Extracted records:

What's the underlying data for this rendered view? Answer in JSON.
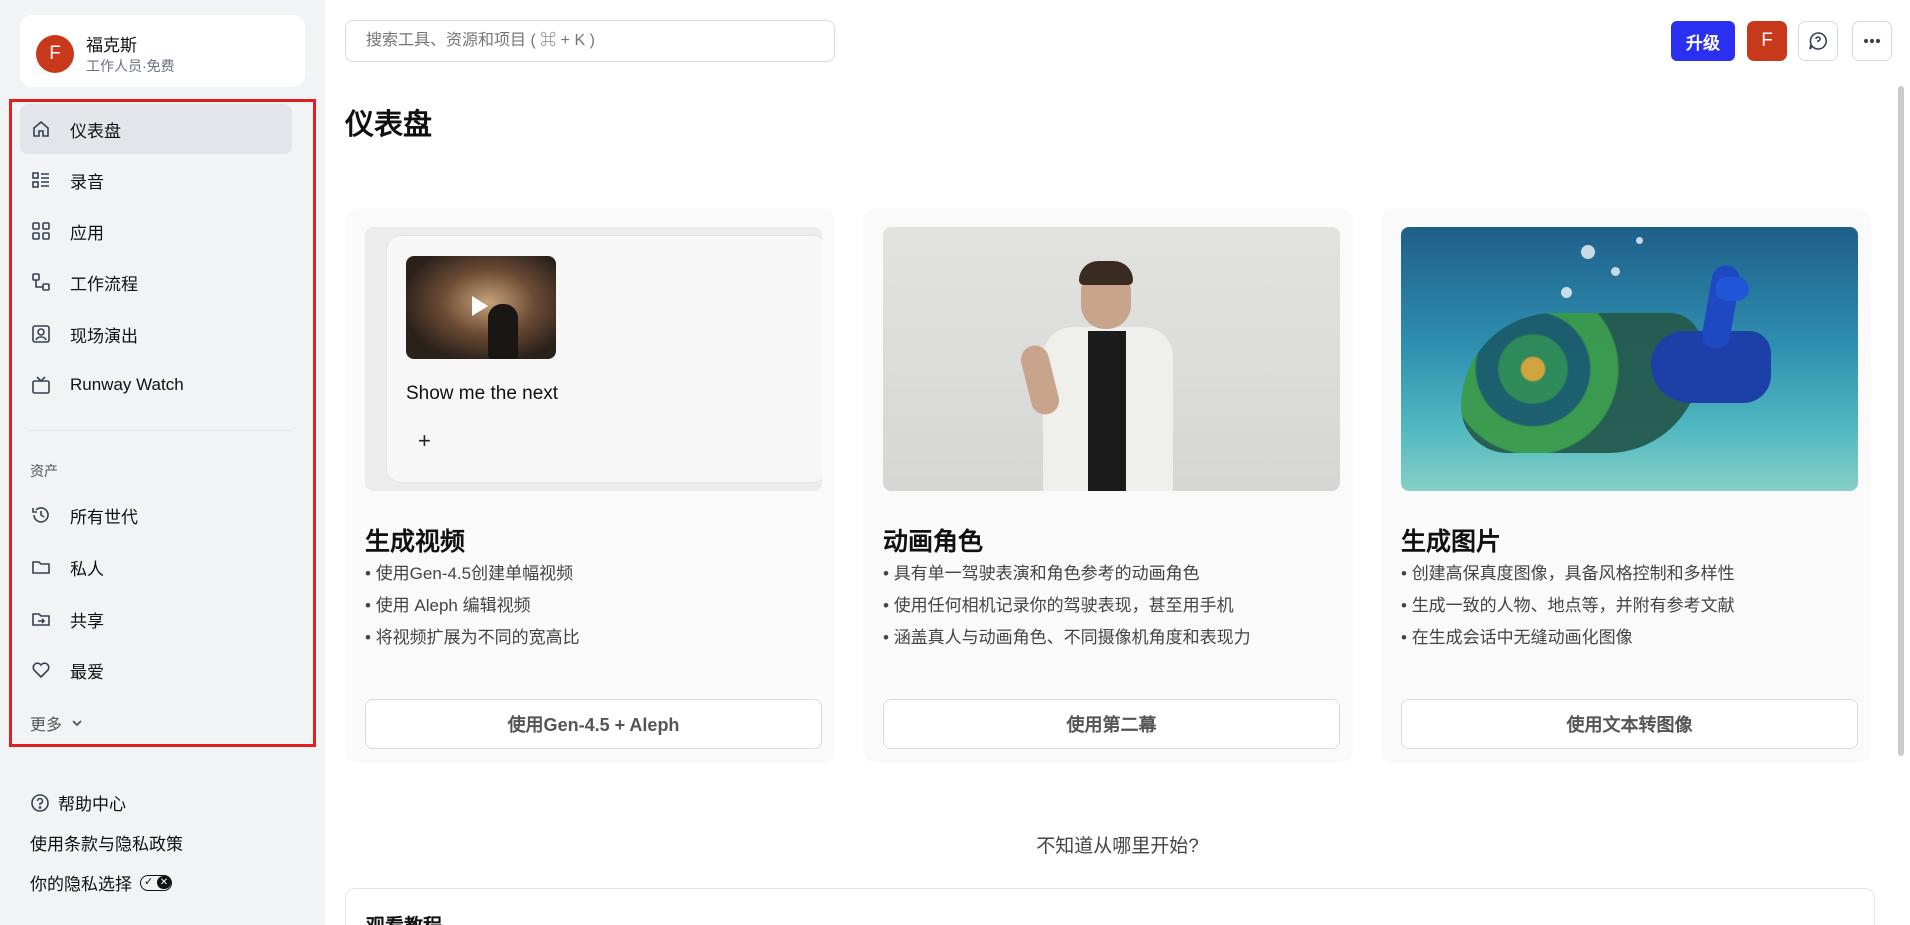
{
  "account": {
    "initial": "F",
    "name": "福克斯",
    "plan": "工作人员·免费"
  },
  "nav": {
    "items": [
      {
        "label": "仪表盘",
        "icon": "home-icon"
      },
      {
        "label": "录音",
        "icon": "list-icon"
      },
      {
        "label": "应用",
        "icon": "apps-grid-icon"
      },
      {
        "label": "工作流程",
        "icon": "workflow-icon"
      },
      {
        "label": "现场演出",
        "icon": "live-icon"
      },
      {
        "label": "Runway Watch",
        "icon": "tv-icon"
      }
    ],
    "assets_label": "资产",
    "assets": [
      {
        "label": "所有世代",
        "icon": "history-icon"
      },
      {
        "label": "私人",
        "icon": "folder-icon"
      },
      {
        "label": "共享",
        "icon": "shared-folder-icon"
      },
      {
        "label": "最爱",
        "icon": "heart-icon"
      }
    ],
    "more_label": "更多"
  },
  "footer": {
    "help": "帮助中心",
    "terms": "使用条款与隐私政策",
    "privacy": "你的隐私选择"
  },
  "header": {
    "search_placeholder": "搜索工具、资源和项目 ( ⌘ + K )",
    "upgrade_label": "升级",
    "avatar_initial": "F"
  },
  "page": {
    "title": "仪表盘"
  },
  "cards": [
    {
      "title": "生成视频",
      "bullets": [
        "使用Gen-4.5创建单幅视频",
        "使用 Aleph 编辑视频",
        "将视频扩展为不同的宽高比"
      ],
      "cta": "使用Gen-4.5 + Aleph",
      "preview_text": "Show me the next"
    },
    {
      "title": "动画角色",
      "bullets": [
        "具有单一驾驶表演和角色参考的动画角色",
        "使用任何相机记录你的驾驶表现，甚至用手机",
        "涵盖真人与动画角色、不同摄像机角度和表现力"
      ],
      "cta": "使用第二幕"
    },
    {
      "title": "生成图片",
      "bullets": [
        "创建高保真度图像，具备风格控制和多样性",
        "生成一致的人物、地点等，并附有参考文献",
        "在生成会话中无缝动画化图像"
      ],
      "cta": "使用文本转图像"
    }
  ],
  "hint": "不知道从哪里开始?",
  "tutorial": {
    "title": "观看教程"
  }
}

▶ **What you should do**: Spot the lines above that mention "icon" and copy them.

▶ **Solution to this problem**:
        "icon": "home-icon"
        "icon": "list-icon"
        "icon": "apps-grid-icon"
        "icon": "workflow-icon"
        "icon": "live-icon"
        "icon": "tv-icon"
        "icon": "history-icon"
        "icon": "folder-icon"
        "icon": "shared-folder-icon"
        "icon": "heart-icon"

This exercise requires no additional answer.